Here I am trying to live,
or rather, I am trying to
teach the death within
me how to live.
Close, trusting relationships with others help you avoid depression after life stresses and help prevent illness, speed recovery, and promote longevity. But a bad relationship can cause depression and make your life seem like hell. In the best relationships, the partners calmly and tactfully talk about irritations, disagreements, and conflicts without blaming each other and then problem solve, negotiate, and compromise. Occasional arguments with yelling can feel good when it unearths important issues and leads to problem solving, but it often results in hurt feelings, sabotages problem solving so that problems become chronic, damages trust and closeness, and may lead to a partner feeling very justified in lying or deceiving by omission. Research shows sharing feelings is much more important to closeness and happiness in relationships than the sharing of facts. Work on recognizing anger early, before it escalates. Point out when voices get louder, faster, more tense, or more demanding. Use unkind sarcasm or failure to follow through on commitments as a clue to anger. Once you recognize your anger, make a polite request. If it works, you don’t even need to express your anger. If it doesn’t work, use your anger to tactfully insist on negotiation, compromise, and problem solving. The anger will pass if you accept it and express it respectfully. Anger often covers up feelings of hurt, insecurity, inadequacy, or fear. Use “I feel (an emotion) when (this happened)” statements, but not “I feel you …” or “I feel (an emotion) when you …” statements, which often lead to critical, blaming comments.
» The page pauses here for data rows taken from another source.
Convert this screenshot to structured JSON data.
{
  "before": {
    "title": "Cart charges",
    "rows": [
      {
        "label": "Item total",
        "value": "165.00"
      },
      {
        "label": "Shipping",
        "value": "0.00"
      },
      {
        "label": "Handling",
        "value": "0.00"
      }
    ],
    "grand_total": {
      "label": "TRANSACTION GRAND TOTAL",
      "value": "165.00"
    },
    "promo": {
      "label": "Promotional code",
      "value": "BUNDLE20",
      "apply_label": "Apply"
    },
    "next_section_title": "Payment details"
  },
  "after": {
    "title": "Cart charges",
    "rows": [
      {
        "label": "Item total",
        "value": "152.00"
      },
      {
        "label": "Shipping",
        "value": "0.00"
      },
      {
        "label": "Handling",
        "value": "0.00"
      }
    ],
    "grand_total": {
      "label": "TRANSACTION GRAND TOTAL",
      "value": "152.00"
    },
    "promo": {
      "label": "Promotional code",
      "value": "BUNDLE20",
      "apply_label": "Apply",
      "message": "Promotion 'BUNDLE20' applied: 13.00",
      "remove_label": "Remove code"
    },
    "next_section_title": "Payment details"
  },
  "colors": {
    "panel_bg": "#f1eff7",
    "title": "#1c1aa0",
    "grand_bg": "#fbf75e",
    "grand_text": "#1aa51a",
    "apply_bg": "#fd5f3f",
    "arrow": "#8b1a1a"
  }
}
From “Controlling Anger in Relationships ” by Chuck T. Falcon http://www.sensiblepsychology.com/improving_anger.htm
always make sense.
from the outside